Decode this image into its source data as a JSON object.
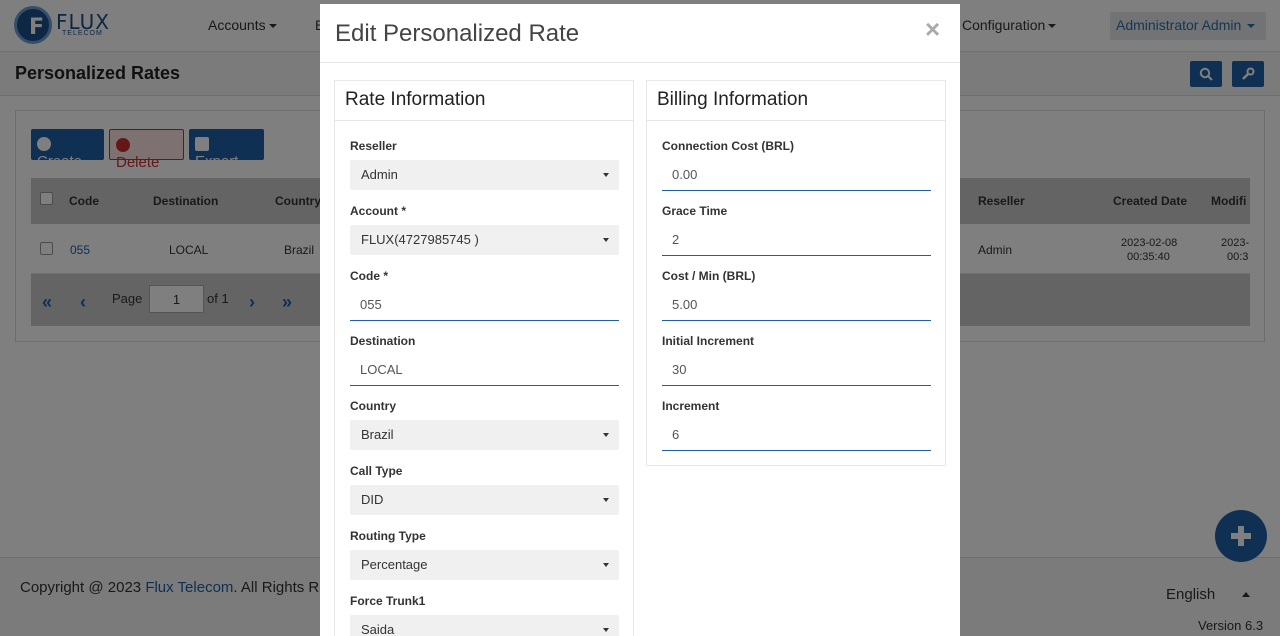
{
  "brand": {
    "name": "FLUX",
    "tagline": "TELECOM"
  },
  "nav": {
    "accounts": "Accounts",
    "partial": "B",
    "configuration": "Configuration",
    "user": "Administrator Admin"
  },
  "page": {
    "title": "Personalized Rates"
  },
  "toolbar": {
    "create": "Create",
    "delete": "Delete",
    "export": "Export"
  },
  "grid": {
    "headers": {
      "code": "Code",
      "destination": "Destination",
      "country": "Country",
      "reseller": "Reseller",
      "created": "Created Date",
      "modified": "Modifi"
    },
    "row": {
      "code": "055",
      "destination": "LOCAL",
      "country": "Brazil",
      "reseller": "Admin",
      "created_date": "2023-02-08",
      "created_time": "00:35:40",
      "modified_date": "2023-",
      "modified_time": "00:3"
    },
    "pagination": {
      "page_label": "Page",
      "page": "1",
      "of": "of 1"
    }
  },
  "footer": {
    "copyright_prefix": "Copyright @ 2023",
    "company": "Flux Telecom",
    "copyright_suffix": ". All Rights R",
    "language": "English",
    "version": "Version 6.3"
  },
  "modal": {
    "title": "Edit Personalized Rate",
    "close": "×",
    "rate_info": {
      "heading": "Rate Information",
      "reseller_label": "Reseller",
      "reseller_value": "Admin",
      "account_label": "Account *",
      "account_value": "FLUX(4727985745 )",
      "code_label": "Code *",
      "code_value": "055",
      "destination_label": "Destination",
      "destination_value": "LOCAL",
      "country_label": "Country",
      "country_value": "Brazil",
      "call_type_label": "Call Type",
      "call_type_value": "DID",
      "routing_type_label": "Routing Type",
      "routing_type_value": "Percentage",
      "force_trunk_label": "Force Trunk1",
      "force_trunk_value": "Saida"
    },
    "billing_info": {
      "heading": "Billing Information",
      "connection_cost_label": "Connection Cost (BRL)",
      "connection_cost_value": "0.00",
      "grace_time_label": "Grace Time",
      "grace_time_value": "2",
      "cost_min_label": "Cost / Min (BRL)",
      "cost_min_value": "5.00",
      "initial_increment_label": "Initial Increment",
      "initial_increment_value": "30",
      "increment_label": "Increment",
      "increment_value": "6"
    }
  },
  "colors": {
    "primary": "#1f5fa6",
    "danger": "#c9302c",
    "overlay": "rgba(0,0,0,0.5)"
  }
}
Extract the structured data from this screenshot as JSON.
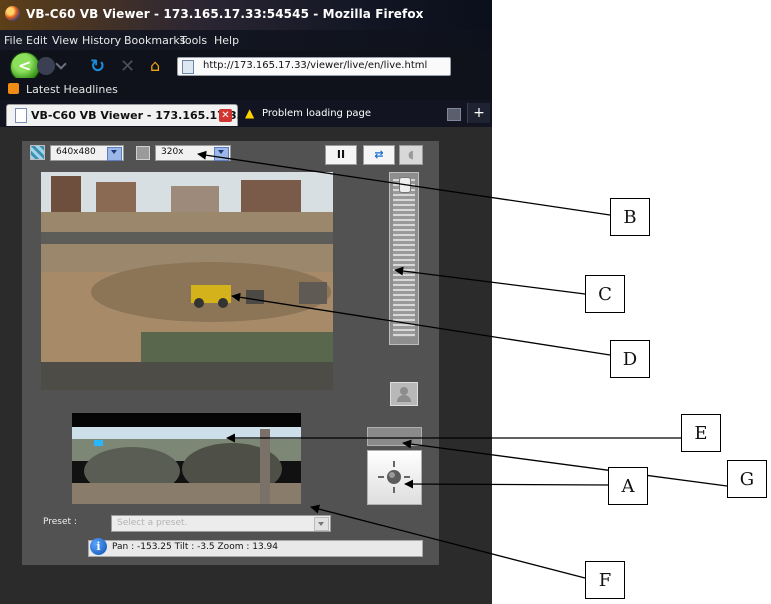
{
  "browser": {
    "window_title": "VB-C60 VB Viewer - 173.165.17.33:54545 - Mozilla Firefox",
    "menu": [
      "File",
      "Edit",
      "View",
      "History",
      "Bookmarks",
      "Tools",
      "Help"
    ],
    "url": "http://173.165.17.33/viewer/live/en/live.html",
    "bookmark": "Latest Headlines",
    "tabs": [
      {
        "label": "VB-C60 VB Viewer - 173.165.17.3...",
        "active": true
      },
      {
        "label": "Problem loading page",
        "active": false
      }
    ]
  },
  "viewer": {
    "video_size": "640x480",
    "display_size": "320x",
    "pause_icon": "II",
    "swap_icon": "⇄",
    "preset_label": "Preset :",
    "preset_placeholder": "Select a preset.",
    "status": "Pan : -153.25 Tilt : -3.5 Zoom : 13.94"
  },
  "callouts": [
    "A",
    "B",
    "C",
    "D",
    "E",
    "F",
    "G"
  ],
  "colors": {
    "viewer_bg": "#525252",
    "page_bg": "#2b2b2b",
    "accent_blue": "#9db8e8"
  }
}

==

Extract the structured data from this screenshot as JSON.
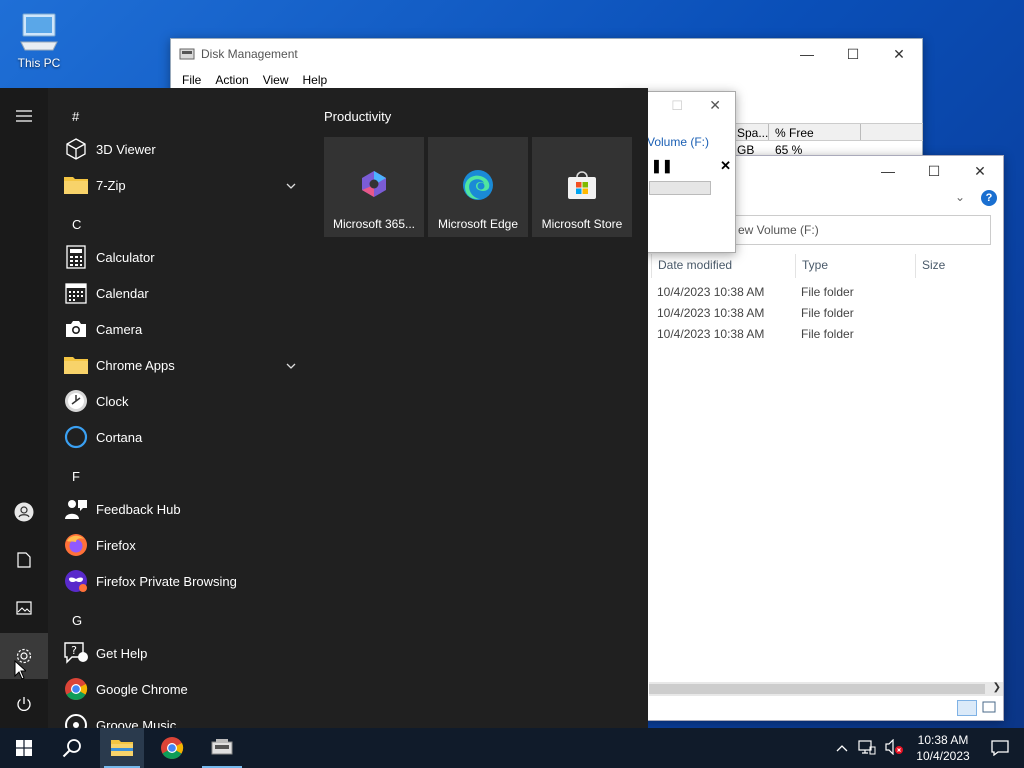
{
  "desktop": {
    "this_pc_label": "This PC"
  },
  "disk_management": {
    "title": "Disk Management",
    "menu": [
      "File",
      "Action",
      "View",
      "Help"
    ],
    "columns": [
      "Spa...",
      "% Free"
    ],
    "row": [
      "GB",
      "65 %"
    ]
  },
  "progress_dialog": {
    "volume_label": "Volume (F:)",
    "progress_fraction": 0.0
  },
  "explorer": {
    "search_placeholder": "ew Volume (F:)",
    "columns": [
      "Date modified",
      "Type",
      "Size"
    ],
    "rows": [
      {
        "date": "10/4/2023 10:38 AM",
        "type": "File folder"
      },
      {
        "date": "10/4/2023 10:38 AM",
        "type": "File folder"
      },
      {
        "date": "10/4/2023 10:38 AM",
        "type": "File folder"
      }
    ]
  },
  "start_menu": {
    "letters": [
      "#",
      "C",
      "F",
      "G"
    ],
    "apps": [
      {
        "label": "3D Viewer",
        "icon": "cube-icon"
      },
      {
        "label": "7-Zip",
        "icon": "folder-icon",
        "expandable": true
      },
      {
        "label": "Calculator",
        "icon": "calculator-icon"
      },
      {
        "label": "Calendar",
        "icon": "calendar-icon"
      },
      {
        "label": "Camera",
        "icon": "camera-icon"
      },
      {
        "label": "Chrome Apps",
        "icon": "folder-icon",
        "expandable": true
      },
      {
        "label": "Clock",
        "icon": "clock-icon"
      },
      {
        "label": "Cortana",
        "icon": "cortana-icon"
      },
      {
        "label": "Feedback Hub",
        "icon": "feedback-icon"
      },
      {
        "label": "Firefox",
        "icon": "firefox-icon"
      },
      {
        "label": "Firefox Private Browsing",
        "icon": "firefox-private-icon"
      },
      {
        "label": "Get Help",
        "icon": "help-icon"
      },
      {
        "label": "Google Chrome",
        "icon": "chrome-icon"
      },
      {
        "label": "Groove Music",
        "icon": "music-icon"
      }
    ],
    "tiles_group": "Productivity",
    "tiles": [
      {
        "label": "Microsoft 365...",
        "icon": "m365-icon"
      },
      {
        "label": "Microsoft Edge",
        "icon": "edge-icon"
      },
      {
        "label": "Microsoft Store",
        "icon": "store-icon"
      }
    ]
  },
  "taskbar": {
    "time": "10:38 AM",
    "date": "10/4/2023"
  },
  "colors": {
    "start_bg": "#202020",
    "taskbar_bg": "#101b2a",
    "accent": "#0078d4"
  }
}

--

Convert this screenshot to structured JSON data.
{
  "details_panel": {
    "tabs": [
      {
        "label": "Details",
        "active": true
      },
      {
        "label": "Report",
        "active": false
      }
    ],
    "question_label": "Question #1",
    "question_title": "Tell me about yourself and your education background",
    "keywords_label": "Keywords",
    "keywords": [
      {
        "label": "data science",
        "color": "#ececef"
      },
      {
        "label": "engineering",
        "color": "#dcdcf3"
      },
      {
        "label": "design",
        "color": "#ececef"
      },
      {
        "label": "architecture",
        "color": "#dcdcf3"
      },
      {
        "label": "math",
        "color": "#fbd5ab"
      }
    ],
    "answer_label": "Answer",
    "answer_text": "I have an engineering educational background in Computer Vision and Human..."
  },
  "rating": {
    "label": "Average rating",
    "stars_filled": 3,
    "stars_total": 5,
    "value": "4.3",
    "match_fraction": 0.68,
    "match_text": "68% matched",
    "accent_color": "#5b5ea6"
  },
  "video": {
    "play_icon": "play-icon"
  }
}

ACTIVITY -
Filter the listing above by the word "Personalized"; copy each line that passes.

TASK RESPONSE -
    "title": "Personalized Rates"
    "title": "Edit Personalized Rate",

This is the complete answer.